The Rise of the North Face Cult: A Millian Disgrace?
Lately, due to the lovely Michigan pre-winter weather (it gets worse), I noticed just how many people own and wear North Face down jackets, fleeces, and backpacks, I myself included. This observance reminded me of one lecture on Mill when Professor LaVaque-Manty mentioned that if the philosopher himself were around today to see the army of North Face wearing soldiers parading around campus, he would be absolutely disgraced. Although a seemingly trivial topic, I contemplated this thought more; why do we all purchase the same thing and what are our motives? And what would Mill say about this? If we were to base the act of purchasing and wearing a North Face product by the opionion that “North Face jackets are cool because everyone has one” versus “North Face jackets are the warmest and fairest priced jackets out there” then there are differing implications.
The first opinion would go against the Millian concept of accepted beliefs based upon non-refuted assumptions, and also the assumption of something being supreme because it is held by the majority. Yet the latter is in accordance with a very crucial point that “wrong opinions and practices gradually yeild to fact” and that man was able to listen to “all that could be said against him” (ChII,p602).If everyone were to have tried every possible winter jacket-making company’s products and compare those products to North Face’s, then they would be accurately making productive use of human experimentation, and make a contribution to the marketplace of ideas. Therefore, these certain North Face consumers would be aligned with Mill’s insistance upon social experimentation, and “right ideas” validated by “false ideas”.
Yet, (myself guilty as charged), people generally do not try every possible winter coat out there and deduce which one is the warmest and best purchase.
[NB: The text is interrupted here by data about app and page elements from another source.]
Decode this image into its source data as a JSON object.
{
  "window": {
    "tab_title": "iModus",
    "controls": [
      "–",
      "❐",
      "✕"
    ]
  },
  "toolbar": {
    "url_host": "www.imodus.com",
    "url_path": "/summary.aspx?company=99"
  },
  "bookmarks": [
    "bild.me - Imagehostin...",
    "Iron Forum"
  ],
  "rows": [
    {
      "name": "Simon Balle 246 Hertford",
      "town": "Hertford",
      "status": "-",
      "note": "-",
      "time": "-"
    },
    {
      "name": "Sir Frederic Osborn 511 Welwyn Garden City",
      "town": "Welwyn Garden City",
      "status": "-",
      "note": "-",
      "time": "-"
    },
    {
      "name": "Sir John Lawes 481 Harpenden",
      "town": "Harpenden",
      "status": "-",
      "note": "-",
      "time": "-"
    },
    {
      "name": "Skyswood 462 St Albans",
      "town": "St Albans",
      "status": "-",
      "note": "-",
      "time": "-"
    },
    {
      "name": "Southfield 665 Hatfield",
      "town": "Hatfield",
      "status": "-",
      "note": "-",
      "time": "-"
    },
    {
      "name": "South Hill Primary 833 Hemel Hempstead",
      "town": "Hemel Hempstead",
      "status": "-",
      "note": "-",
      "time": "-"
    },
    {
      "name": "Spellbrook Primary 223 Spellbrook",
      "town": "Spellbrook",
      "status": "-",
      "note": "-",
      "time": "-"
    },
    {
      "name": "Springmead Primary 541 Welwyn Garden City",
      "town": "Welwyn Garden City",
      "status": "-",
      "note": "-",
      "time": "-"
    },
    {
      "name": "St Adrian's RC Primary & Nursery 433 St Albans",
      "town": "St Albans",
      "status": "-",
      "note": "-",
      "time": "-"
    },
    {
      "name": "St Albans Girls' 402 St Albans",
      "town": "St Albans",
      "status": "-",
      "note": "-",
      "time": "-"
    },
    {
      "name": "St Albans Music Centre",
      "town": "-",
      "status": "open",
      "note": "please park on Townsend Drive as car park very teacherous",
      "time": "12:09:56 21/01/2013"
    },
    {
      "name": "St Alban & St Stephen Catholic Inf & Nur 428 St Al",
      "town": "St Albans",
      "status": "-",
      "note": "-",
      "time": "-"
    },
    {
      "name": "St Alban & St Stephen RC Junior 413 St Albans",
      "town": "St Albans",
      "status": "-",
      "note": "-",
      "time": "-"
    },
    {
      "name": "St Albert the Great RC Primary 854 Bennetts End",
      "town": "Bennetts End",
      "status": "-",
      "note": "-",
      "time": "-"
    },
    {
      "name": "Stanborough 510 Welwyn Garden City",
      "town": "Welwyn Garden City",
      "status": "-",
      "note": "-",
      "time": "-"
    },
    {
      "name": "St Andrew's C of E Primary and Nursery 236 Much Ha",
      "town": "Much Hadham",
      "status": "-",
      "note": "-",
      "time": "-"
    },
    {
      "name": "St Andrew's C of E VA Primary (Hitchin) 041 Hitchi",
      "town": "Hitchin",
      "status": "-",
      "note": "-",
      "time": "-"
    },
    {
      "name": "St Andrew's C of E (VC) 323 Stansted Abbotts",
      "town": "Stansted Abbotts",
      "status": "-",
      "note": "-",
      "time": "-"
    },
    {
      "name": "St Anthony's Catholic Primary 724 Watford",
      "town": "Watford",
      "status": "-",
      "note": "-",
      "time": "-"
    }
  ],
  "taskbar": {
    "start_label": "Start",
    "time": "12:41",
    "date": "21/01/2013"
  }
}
Rather, since we assume many people don North Face apparel, there must be some justifiable reason why they do so, and therefore we invest our money into such products. As Mill states “it is the duty of governments, and of individuals, to form the truest opinions they can to form them carefully, and never impose them upon others unless they are quite sure of being right” (Ch II, 602). But if there is a “variety of opinion” from many sources (i.e. a friend told them North Face was the best winter jacket) or she “studied all modes” (i.e. he owned a Patagonia jacket and the quality was worse than North Face) then she is fully justified in her opinion. He or she can then wear his North Face jacket with fullest pride. Our largest fault, in a Millian sense, is that we do not “experiment” but “deduce” from our observations of people around us; our motives, whether superficial or functional, are difficult to separate.
I realize that Mill’s theory of the liberty of man is intended to be applied to more “advanced” situations in society, rather than focusing upon material objects, but it is an interesting observation and analysis of collective human behavior. Perhaps it is a combination of the two, but our decision to purchase items is greatly based upon function and material status. The consumer has the ability to decide, but ultimately it is a question whether those decisions are totally independent of society or whether they are a component of it. All in all, the most popular products are most likely the highest quality, and by this fact we tend to conform. For now, I’m keeping my North Face (and my Ugg Boots too) despite the fact that I’ll look like an exact clone of thousands of other students simply because I do not wish to freeze.